The following note to the man who coined the term “Post Traumatic Growth,” Professor Tedeschi, evidences growing amount of research from across the Atlantic.
From: Lionel Fairweather [email@example.com]
To: Tedeschi, Rich
Subject: Thank you for PTG
Dear Prof. Tedeschi,
I am a post-graduate student in the department of Psychology, University of East London. I am also an active duty soldier in the British Army Reserve, with a number of operational tours under my belt. This experience lead me to choose ‘Homecoming in Reservists’ as my topic for my Doctorate research. I am in final write up now and should complete in a couple of months. I also run my psychological services business from offices in the University.
I just wanted to let you know I was very pleased to read many of your articles in to Post Traumatic Growth. My conclusions from my research, which combined… Continue reading

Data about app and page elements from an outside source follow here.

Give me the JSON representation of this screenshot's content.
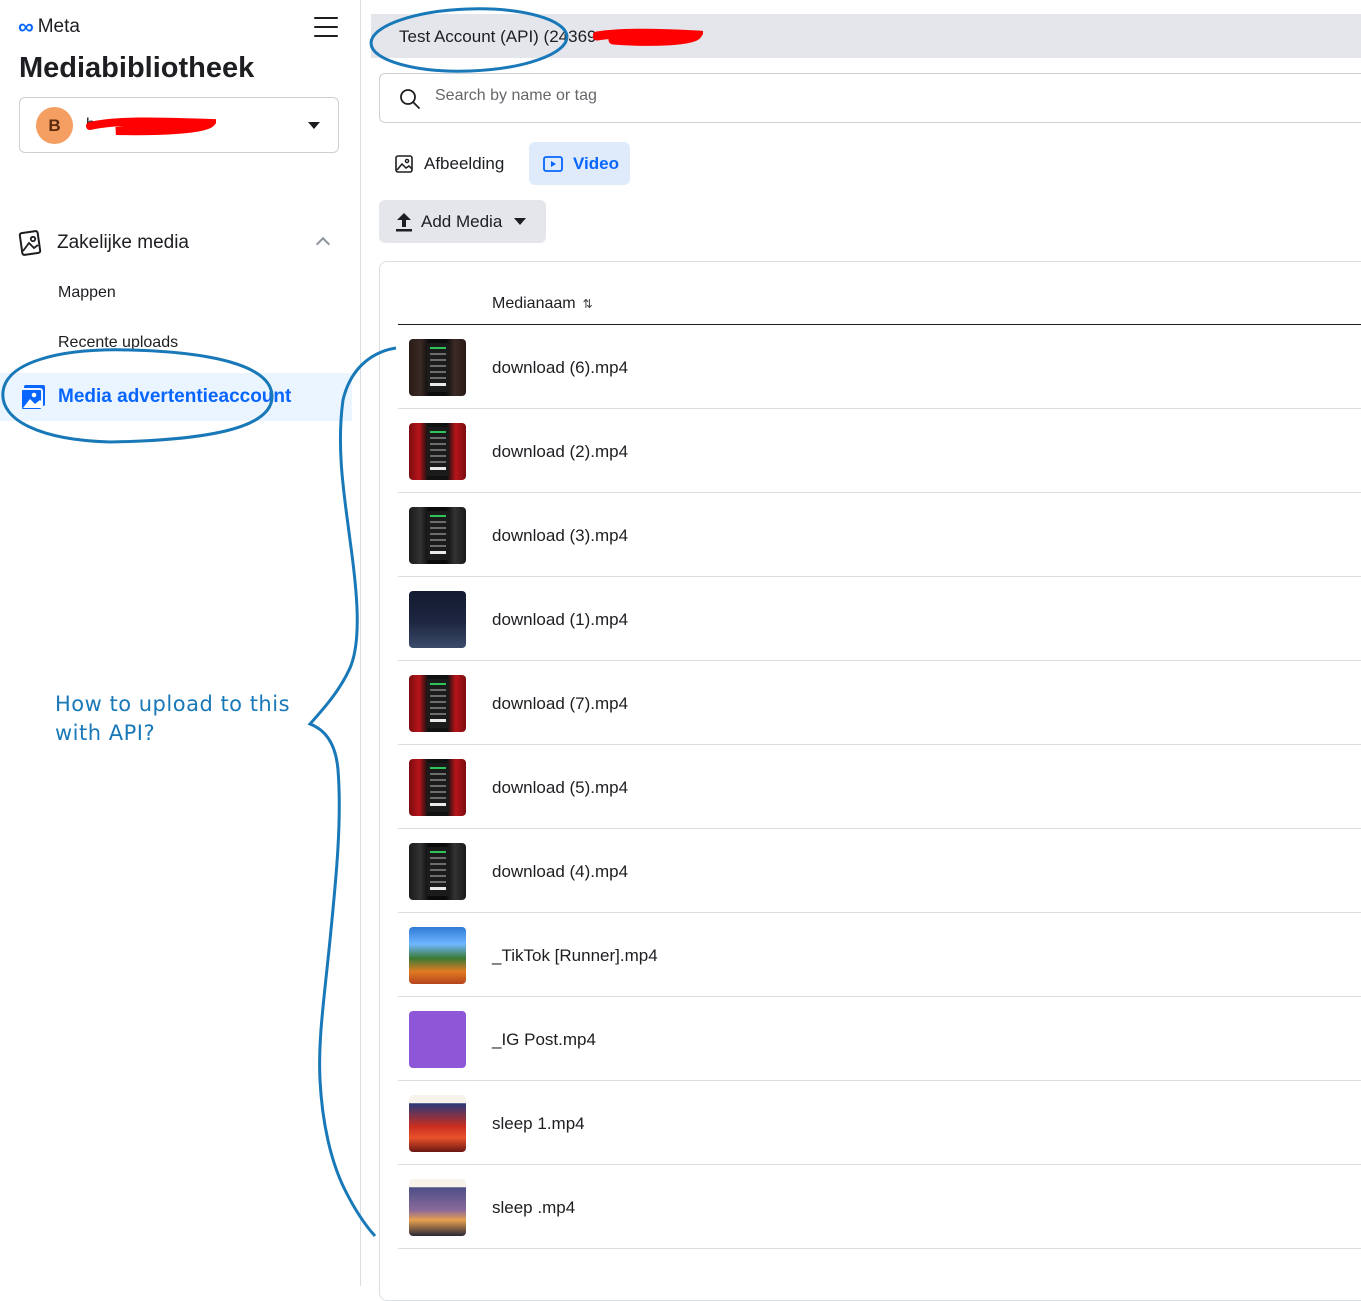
{
  "app": {
    "brand": "Meta",
    "title": "Mediabibliotheek"
  },
  "account_select": {
    "avatar_letter": "B",
    "name_visible": "b"
  },
  "nav": {
    "group_label": "Zakelijke media",
    "sub_items": [
      "Mappen",
      "Recente uploads"
    ],
    "active_label": "Media advertentieaccount"
  },
  "topbar": {
    "account_label": "Test Account (API) (24369"
  },
  "search": {
    "placeholder": "Search by name or tag"
  },
  "tabs": [
    {
      "label": "Afbeelding",
      "active": false,
      "icon": "image-icon"
    },
    {
      "label": "Video",
      "active": true,
      "icon": "video-icon"
    }
  ],
  "add_media": {
    "label": "Add Media"
  },
  "table": {
    "column_header": "Medianaam",
    "rows": [
      {
        "name": "download (6).mp4",
        "thumb": "phone"
      },
      {
        "name": "download (2).mp4",
        "thumb": "red"
      },
      {
        "name": "download (3).mp4",
        "thumb": "dark"
      },
      {
        "name": "download (1).mp4",
        "thumb": "night"
      },
      {
        "name": "download (7).mp4",
        "thumb": "red"
      },
      {
        "name": "download (5).mp4",
        "thumb": "red"
      },
      {
        "name": "download (4).mp4",
        "thumb": "dark"
      },
      {
        "name": "_TikTok [Runner].mp4",
        "thumb": "game"
      },
      {
        "name": "_IG Post.mp4",
        "thumb": "purple"
      },
      {
        "name": "sleep 1.mp4",
        "thumb": "sunset"
      },
      {
        "name": "sleep .mp4",
        "thumb": "road"
      }
    ]
  },
  "annotation": {
    "line1": "How to upload to this",
    "line2": "with API?",
    "color": "#1878b8"
  },
  "colors": {
    "accent": "#0866ff",
    "redaction": "#ff0000"
  }
}
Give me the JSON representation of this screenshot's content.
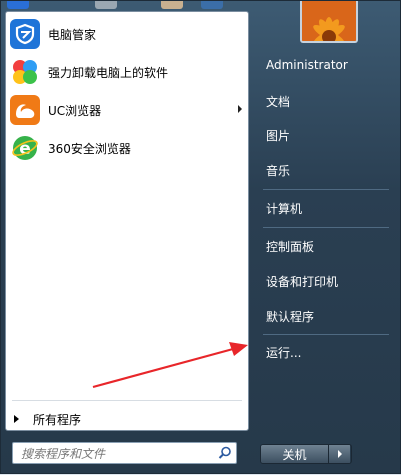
{
  "left_pane": {
    "programs": [
      {
        "label": "电脑管家",
        "icon": "tencent-pc-manager-icon"
      },
      {
        "label": "强力卸载电脑上的软件",
        "icon": "uninstall-icon"
      },
      {
        "label": "UC浏览器",
        "icon": "uc-browser-icon",
        "has_submenu": true
      },
      {
        "label": "360安全浏览器",
        "icon": "360-browser-icon"
      }
    ],
    "all_programs_label": "所有程序",
    "search_placeholder": "搜索程序和文件"
  },
  "right_pane": {
    "items": [
      {
        "label": "Administrator"
      },
      {
        "label": "文档"
      },
      {
        "label": "图片"
      },
      {
        "label": "音乐"
      },
      {
        "label": "计算机"
      },
      {
        "label": "控制面板"
      },
      {
        "label": "设备和打印机"
      },
      {
        "label": "默认程序"
      },
      {
        "label": "运行..."
      }
    ],
    "shutdown_label": "关机"
  },
  "colors": {
    "accent_red": "#e8262a",
    "menu_bg": "#2f4659"
  }
}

In athletics, working as a team is vital to success. Soldiers facing combat know that working as a team is the difference between life and death. Teamwork is essential to survival. The same may be said for surviving the traumatic experiences that come from living through combat. That seems to be the case for those soldiers who are part of USA Warriors Ice Hockey.
One of those soldiers is Army sergeant Kevin Gatson:
“Gatson was on patrol in the Kandahar region of Afghanistan on July 12, 2010, when he and other troops had to climb a wall in their way. Two teams of soldiers made it over, and Gatson, the first man from the third unit, was just about to clear the barrier when the man ahead of him stepped on a pressure plate and a bomb buried in the wall exploded.… Continue reading
Maj. Thomas A. Jarrett | U.S. Army Public Health Command excellent article which follows, nicely connects to many in the PTG movement, not the least of whom are my friends: Alvin Townley, (author of Defiant), Taylor Baldwin, Peter Fretwell (co-authors of Lessons from the Hanoi Hilton) and the guy who coined the term PTG… Rich Tedeschi.
ABERDEEN PROVING GROUND, Md. — How often do we hear that yet another soldier, colleague or family has been traumatized by an event? Learning that someone survived a crisis may cause us to look at him or her differently, imagining that they might now be damaged permanently by such events.
We see little if any benefit to loss, struggle or suffering, and quickly label those who suffer “victims.” Why do so many hold this viewpoint?
Professionals have become very skilled in diagnosing, treating, and sometimes even preventing mental disorders; however, focus on disease and… Continue reading
Recently, I had the opportunity to speak with Brant Feldman, Vice President of Sales for ADS, Inc. Brant is a Navy SEAL, separated from the Navy after 11 years of service. Because this SEAL is a trusted family friend and one who knew his opinions would be treated in a thoughtful manner, he was willing to share his views about Post Traumatic Stress (PTS.) Brant’s friendship is an honor to enjoy. This SEAL is now a successful corporate executive and is also trained as a lawyer. Not surprisingly, Brant had completed his due diligence before our call, having reviewed many posts on The Character Building Project site.
The purpose of the interview was to better understand the much lower incidence of PTS among the SEALs versus the greater incidence of PTS among other warriors. The first surprising comment Brant offered was he believed the successful completion of the… Continue reading